The shape of the human hand distinguishes us from other apes. By comparison, humans have short palms and fingers, but long, strong and mobile thumbs.
These proportions afford the two hand grips that changed the world: the precision grip and the power grip. Holding a pencil characterizes precision grip. Holding something in the full hand, such as a hammer, is the power grip.
But the human hand also uniquely functions for something altogether brutish which other ape hands cannot: a punching fist.
Human fingers can curl back on themselves and leave no empty space inside the fist. This owes to the precise lengths of the component finger bones.

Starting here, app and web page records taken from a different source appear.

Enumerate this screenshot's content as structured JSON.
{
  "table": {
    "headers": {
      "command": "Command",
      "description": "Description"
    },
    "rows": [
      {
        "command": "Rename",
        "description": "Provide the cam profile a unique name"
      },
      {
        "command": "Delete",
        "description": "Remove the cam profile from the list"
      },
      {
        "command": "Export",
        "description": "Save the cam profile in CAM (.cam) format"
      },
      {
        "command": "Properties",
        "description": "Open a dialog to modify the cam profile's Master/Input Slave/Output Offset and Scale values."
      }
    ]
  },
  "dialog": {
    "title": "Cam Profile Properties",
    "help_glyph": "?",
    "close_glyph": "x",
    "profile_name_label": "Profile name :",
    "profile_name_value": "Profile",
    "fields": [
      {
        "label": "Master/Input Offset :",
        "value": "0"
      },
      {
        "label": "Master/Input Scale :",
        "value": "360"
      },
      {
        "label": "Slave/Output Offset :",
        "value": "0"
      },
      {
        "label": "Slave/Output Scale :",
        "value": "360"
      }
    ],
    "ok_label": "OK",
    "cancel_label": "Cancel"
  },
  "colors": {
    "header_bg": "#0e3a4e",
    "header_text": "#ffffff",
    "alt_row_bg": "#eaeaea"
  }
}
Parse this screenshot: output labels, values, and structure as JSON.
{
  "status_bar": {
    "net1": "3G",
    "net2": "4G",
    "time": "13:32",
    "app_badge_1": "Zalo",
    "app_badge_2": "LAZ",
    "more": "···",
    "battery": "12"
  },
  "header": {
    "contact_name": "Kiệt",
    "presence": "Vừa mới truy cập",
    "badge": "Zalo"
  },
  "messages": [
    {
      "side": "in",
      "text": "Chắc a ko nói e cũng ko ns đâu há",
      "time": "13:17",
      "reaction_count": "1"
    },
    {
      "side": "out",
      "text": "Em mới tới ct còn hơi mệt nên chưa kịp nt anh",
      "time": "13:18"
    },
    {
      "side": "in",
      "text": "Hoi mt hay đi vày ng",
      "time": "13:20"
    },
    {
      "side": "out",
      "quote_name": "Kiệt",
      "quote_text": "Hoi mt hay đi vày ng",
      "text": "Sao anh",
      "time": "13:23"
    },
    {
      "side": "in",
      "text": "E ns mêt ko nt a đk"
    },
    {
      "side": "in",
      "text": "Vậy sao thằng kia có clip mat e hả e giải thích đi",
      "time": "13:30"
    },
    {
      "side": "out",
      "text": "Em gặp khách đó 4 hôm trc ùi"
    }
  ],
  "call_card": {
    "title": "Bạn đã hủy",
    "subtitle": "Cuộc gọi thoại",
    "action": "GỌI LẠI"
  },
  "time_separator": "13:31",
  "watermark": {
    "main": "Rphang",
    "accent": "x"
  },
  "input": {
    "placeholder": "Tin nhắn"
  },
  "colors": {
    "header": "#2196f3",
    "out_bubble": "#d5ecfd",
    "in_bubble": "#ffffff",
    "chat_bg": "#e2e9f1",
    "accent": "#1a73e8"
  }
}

Chimpanzee fingers are too long for this. When a chimp curls its fingers, a gap is left in the middle of the fist, fatally weakening its structure.
Then there is the thumb; well proportioned to buttress a fist. The chimp thumb is neither well placed nor long enough to stiffen its fist.
All told, the human fist is four times as rigid as a chimpanzee facsimile. This allows a punch powerful enough to break bones.
The fist and manipulative hand are adaptations that afforded, above all other life, power and glory. The mind behind such hands could have tempered the power to yield greater glory.
But it was not to be. Instead, those hands would fill the world with every sort of savagery.
Michael H. Morgan & David R. Carrier, “Protective buttressing of the human fist and the evolution of hominin hands,” The Journal of Experimental Biology 216: 236–244 (January 2013).